§ **EXTRACTED DATA**:

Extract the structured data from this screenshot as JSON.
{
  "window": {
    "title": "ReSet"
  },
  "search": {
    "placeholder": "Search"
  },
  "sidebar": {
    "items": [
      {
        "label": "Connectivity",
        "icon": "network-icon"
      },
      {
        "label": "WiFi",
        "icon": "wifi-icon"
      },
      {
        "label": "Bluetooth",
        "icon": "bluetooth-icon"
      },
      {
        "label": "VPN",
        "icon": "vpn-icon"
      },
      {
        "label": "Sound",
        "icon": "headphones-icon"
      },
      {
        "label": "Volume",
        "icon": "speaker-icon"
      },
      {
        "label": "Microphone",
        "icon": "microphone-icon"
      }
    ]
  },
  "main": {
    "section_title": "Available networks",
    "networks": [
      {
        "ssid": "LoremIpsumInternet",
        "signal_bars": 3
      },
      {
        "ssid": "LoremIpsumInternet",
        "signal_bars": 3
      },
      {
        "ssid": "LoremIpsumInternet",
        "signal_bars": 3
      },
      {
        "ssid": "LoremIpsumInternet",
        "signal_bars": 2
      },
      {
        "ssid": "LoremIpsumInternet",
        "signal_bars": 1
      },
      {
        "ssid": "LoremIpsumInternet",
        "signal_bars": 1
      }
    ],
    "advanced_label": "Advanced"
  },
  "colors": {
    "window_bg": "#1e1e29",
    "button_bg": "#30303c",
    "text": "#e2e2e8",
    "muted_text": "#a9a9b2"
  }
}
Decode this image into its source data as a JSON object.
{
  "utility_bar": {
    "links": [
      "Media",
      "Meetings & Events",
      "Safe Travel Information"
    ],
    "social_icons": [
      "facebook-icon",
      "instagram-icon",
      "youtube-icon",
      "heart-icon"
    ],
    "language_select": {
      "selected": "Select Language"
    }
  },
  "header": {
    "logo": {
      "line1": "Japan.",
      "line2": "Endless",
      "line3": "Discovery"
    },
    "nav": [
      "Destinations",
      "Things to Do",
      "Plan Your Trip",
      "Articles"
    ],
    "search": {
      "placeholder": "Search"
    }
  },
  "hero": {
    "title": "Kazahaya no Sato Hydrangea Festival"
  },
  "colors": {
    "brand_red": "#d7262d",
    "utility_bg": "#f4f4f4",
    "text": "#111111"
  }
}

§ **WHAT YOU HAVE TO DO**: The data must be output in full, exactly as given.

§ **EXERCISE RESULT**:
Extract the structured data from this screenshot as JSON.
{
  "window": {
    "title": "ReSet"
  },
  "search": {
    "placeholder": "Search"
  },
  "sidebar": {
    "items": [
      {
        "label": "Connectivity",
        "icon": "network-icon"
      },
      {
        "label": "WiFi",
        "icon": "wifi-icon"
      },
      {
        "label": "Bluetooth",
        "icon": "bluetooth-icon"
      },
      {
        "label": "VPN",
        "icon": "vpn-icon"
      },
      {
        "label": "Sound",
        "icon": "headphones-icon"
      },
      {
        "label": "Volume",
        "icon": "speaker-icon"
      },
      {
        "label": "Microphone",
        "icon": "microphone-icon"
      }
    ]
  },
  "main": {
    "section_title": "Available networks",
    "networks": [
      {
        "ssid": "LoremIpsumInternet",
        "signal_bars": 3
      },
      {
        "ssid": "LoremIpsumInternet",
        "signal_bars": 3
      },
      {
        "ssid": "LoremIpsumInternet",
        "signal_bars": 3
      },
      {
        "ssid": "LoremIpsumInternet",
        "signal_bars": 2
      },
      {
        "ssid": "LoremIpsumInternet",
        "signal_bars": 1
      },
      {
        "ssid": "LoremIpsumInternet",
        "signal_bars": 1
      }
    ],
    "advanced_label": "Advanced"
  },
  "colors": {
    "window_bg": "#1e1e29",
    "button_bg": "#30303c",
    "text": "#e2e2e8",
    "muted_text": "#a9a9b2"
  }
}
Decode this image into its source data as a JSON object.
{
  "utility_bar": {
    "links": [
      "Media",
      "Meetings & Events",
      "Safe Travel Information"
    ],
    "social_icons": [
      "facebook-icon",
      "instagram-icon",
      "youtube-icon",
      "heart-icon"
    ],
    "language_select": {
      "selected": "Select Language"
    }
  },
  "header": {
    "logo": {
      "line1": "Japan.",
      "line2": "Endless",
      "line3": "Discovery"
    },
    "nav": [
      "Destinations",
      "Things to Do",
      "Plan Your Trip",
      "Articles"
    ],
    "search": {
      "placeholder": "Search"
    }
  },
  "hero": {
    "title": "Kazahaya no Sato Hydrangea Festival"
  },
  "colors": {
    "brand_red": "#d7262d",
    "utility_bg": "#f4f4f4",
    "text": "#111111"
  }
}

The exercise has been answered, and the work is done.